In that same Halakha Maimonides refers to another type of divination. This time is not about a person reading the will of the gods in events that occurred to him or around him, but in signals that he sets for himself.   Maimonides says: "if a person sets omens for himself, e.g., if this and this happens I will do this... all is forbidden".  For example. If a person has to make a personal decision (a business deal, a shiddukh, a medical procedure, etc.) and he says to himself: "Since I don't know if God wants me to do this or not, I will flip a coin. If a get 'tails' it means that God wants me to do it, 'heads', God does not want me to do it." This reasoning is apparently irreproachable. After all God definitely controls the outcome of the flipping coin.   For Maimonides, however, a person who acts upon this type of divination is transgressing a Biblical prohibition. Why? Because the person who flips the coin assumes that God is 'coerced' to reveal His will by making the coin land on "heads" or "tails". And this is definitely a pagan reasoning. The quintessence of 'aboda zara consisted of the idea that humans can force the gods to grant them information about the future, by setting imaginary preconceived omens.

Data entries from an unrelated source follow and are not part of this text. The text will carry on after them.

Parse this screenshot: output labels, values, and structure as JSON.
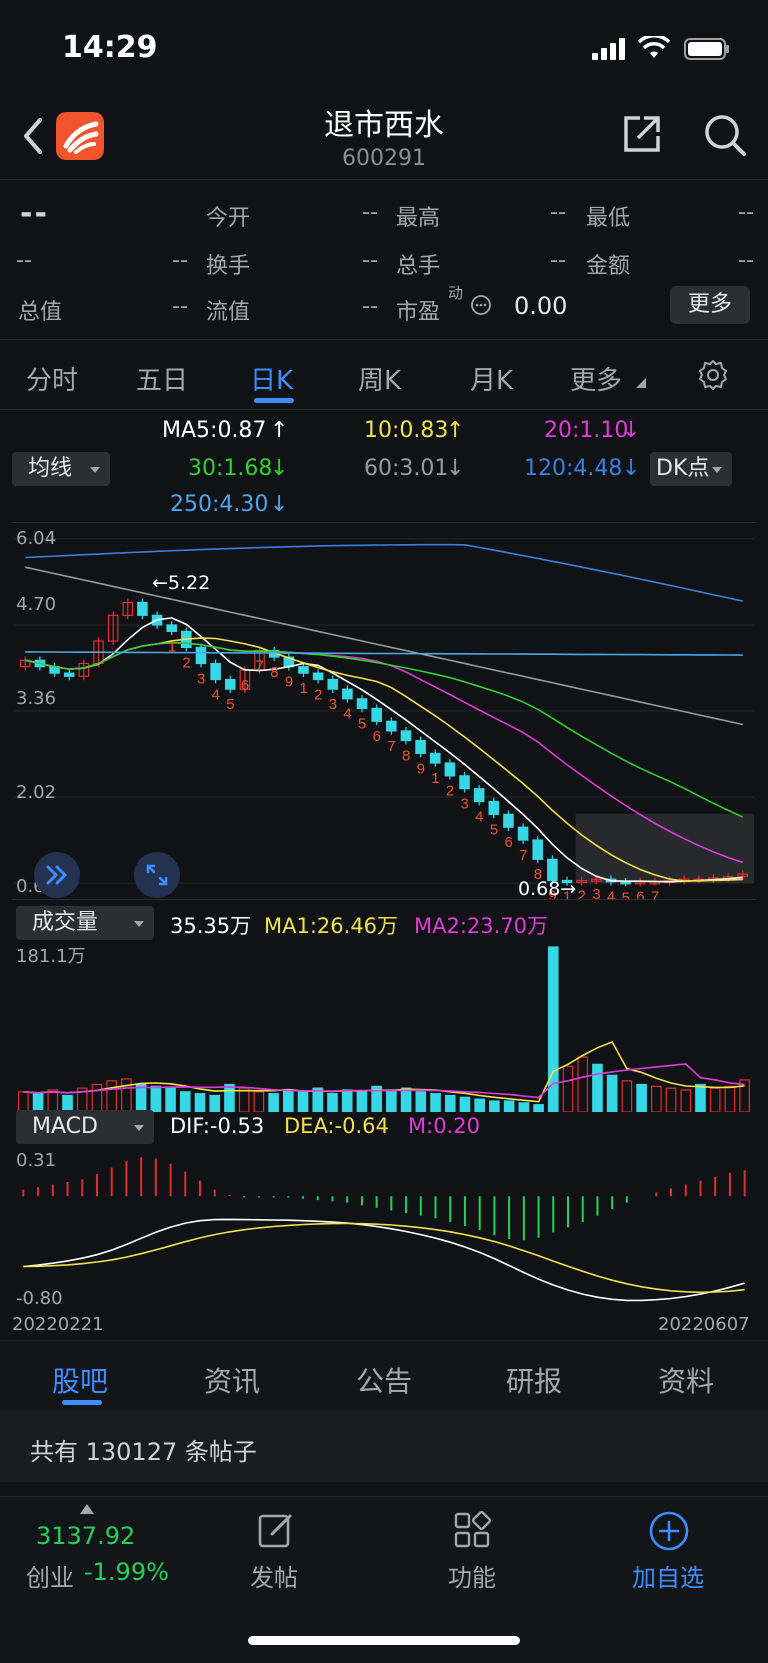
{
  "status": {
    "time": "14:29"
  },
  "header": {
    "title": "退市西水",
    "code": "600291"
  },
  "quote": {
    "price": "--",
    "open_label": "今开",
    "open": "--",
    "high_label": "最高",
    "high": "--",
    "low_label": "最低",
    "low": "--",
    "change": "--",
    "change_pct": "--",
    "turnover_label": "换手",
    "turnover": "--",
    "volume_label": "总手",
    "volume": "--",
    "amount_label": "金额",
    "amount": "--",
    "mcap_label": "总值",
    "mcap": "--",
    "float_label": "流值",
    "float": "--",
    "pe_label": "市盈",
    "pe_sup": "动",
    "pe": "0.00",
    "more": "更多"
  },
  "tabs": [
    "分时",
    "五日",
    "日K",
    "周K",
    "月K",
    "更多"
  ],
  "active_tab": "日K",
  "ma": {
    "dropdown": "均线",
    "ma5": "MA5:0.87",
    "ma10": "10:0.83",
    "ma20": "20:1.10",
    "ma30": "30:1.68",
    "ma60": "60:3.01",
    "ma120": "120:4.48",
    "ma250": "250:4.30",
    "dk": "DK点",
    "arrow_up": "↑",
    "arrow_down": "↓"
  },
  "colors": {
    "up": "#e0302a",
    "down": "#37d8e6",
    "ma5": "#ffffff",
    "ma10": "#f2e24a",
    "ma20": "#e03ad8",
    "ma30": "#2fd02f",
    "ma60": "#9a9a9a",
    "ma120": "#3a7fe0",
    "ma250": "#4aa8e8",
    "accent": "#3d8dff",
    "green": "#23d15a"
  },
  "chart_data": [
    {
      "type": "candlestick",
      "title": "日K",
      "y_ticks": [
        "6.04",
        "4.70",
        "3.36",
        "2.02",
        "0.68"
      ],
      "ylim": [
        0.68,
        6.04
      ],
      "annotations": {
        "high": "←5.22",
        "low": "0.68→"
      },
      "td_count_labels": [
        "1",
        "2",
        "3",
        "4",
        "5",
        "6",
        "7",
        "8",
        "9",
        "1",
        "2",
        "3",
        "4",
        "5",
        "6",
        "7",
        "8",
        "9",
        "1",
        "2",
        "3",
        "4",
        "5",
        "6",
        "7",
        "8",
        "9",
        "1",
        "2",
        "3",
        "4",
        "5",
        "6",
        "7"
      ],
      "x_range": [
        "20220221",
        "20220607"
      ],
      "close": [
        4.15,
        4.05,
        3.95,
        3.9,
        4.1,
        4.45,
        4.85,
        5.05,
        4.85,
        4.7,
        4.6,
        4.35,
        4.1,
        3.85,
        3.7,
        4.0,
        4.3,
        4.2,
        4.05,
        3.95,
        3.85,
        3.7,
        3.55,
        3.4,
        3.2,
        3.05,
        2.9,
        2.7,
        2.55,
        2.35,
        2.15,
        1.95,
        1.75,
        1.55,
        1.35,
        1.05,
        0.72,
        0.7,
        0.72,
        0.74,
        0.7,
        0.69,
        0.7,
        0.7,
        0.72,
        0.74,
        0.74,
        0.76,
        0.78,
        0.82
      ],
      "open": [
        4.05,
        4.15,
        4.05,
        3.95,
        3.9,
        4.1,
        4.45,
        4.85,
        5.05,
        4.85,
        4.7,
        4.6,
        4.35,
        4.1,
        3.85,
        3.7,
        4.0,
        4.3,
        4.2,
        4.05,
        3.95,
        3.85,
        3.7,
        3.55,
        3.4,
        3.2,
        3.05,
        2.9,
        2.7,
        2.55,
        2.35,
        2.15,
        1.95,
        1.75,
        1.55,
        1.35,
        1.05,
        0.72,
        0.7,
        0.72,
        0.74,
        0.7,
        0.69,
        0.7,
        0.7,
        0.72,
        0.74,
        0.74,
        0.76,
        0.78
      ]
    },
    {
      "type": "bar",
      "title": "成交量",
      "y_ticks": [
        "181.1万"
      ],
      "ylim": [
        0,
        181.1
      ],
      "current": "35.35万",
      "ma1": "MA1:26.46万",
      "ma2": "MA2:23.70万",
      "values": [
        22,
        20,
        24,
        18,
        26,
        30,
        34,
        36,
        30,
        28,
        26,
        22,
        20,
        18,
        30,
        26,
        22,
        20,
        24,
        22,
        26,
        20,
        24,
        22,
        28,
        24,
        26,
        22,
        20,
        18,
        16,
        14,
        12,
        12,
        10,
        8,
        180,
        50,
        60,
        52,
        40,
        34,
        30,
        28,
        26,
        24,
        30,
        26,
        28,
        35
      ],
      "up": [
        1,
        0,
        1,
        0,
        1,
        1,
        1,
        1,
        0,
        0,
        0,
        0,
        0,
        0,
        0,
        1,
        1,
        0,
        0,
        0,
        0,
        0,
        0,
        0,
        0,
        0,
        0,
        0,
        0,
        0,
        0,
        0,
        0,
        0,
        0,
        0,
        0,
        1,
        1,
        0,
        0,
        1,
        0,
        1,
        1,
        1,
        0,
        1,
        1,
        1
      ]
    },
    {
      "type": "bar",
      "title": "MACD",
      "y_ticks": [
        "0.31",
        "-0.80"
      ],
      "ylim": [
        -0.8,
        0.31
      ],
      "dif": "DIF:-0.53",
      "dea": "DEA:-0.64",
      "m": "M:0.20",
      "hist": [
        0.05,
        0.07,
        0.09,
        0.11,
        0.13,
        0.17,
        0.22,
        0.27,
        0.3,
        0.29,
        0.25,
        0.19,
        0.12,
        0.05,
        0.01,
        -0.01,
        -0.01,
        -0.01,
        -0.01,
        -0.02,
        -0.03,
        -0.04,
        -0.05,
        -0.07,
        -0.09,
        -0.11,
        -0.13,
        -0.15,
        -0.17,
        -0.2,
        -0.23,
        -0.26,
        -0.3,
        -0.33,
        -0.34,
        -0.32,
        -0.28,
        -0.24,
        -0.2,
        -0.15,
        -0.1,
        -0.05,
        0.0,
        0.03,
        0.06,
        0.09,
        0.12,
        0.15,
        0.18,
        0.2
      ]
    }
  ],
  "subtabs": [
    "股吧",
    "资讯",
    "公告",
    "研报",
    "资料"
  ],
  "posts": {
    "count_text": "共有 130127 条帖子"
  },
  "bottom": {
    "index_value": "3137.92",
    "index_name": "创业",
    "index_change": "-1.99%",
    "post": "发帖",
    "functions": "功能",
    "add_watch": "加自选"
  }
}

The ultimate goal of pagans was not to serve God (as it our goal as Jews) but to coerce the gods to serve them.  Such an attempt to manipulate God, Has veShalom, is an idolatrous and forbidden practice.    

NOTE: Flipping or tossing a coin to resolve a dispute, when both parties a priori agree to accept the results of the outcome--like what is done in a football game to decide which team will use the ball first--is an acceptable practice.  This type of method (in Hebrew goral) used for conflict resolution is mentioned in the shulhan 'arukh, hoshen mishpat, 173:2, 174: 4,5 as a valid way by which heirs or partners would resolve their differences in dividing a piece of land, etc. 

Fear & Illusion
How much of our fear is based 
on a faulty perspective of reality?
by Hanan Harchol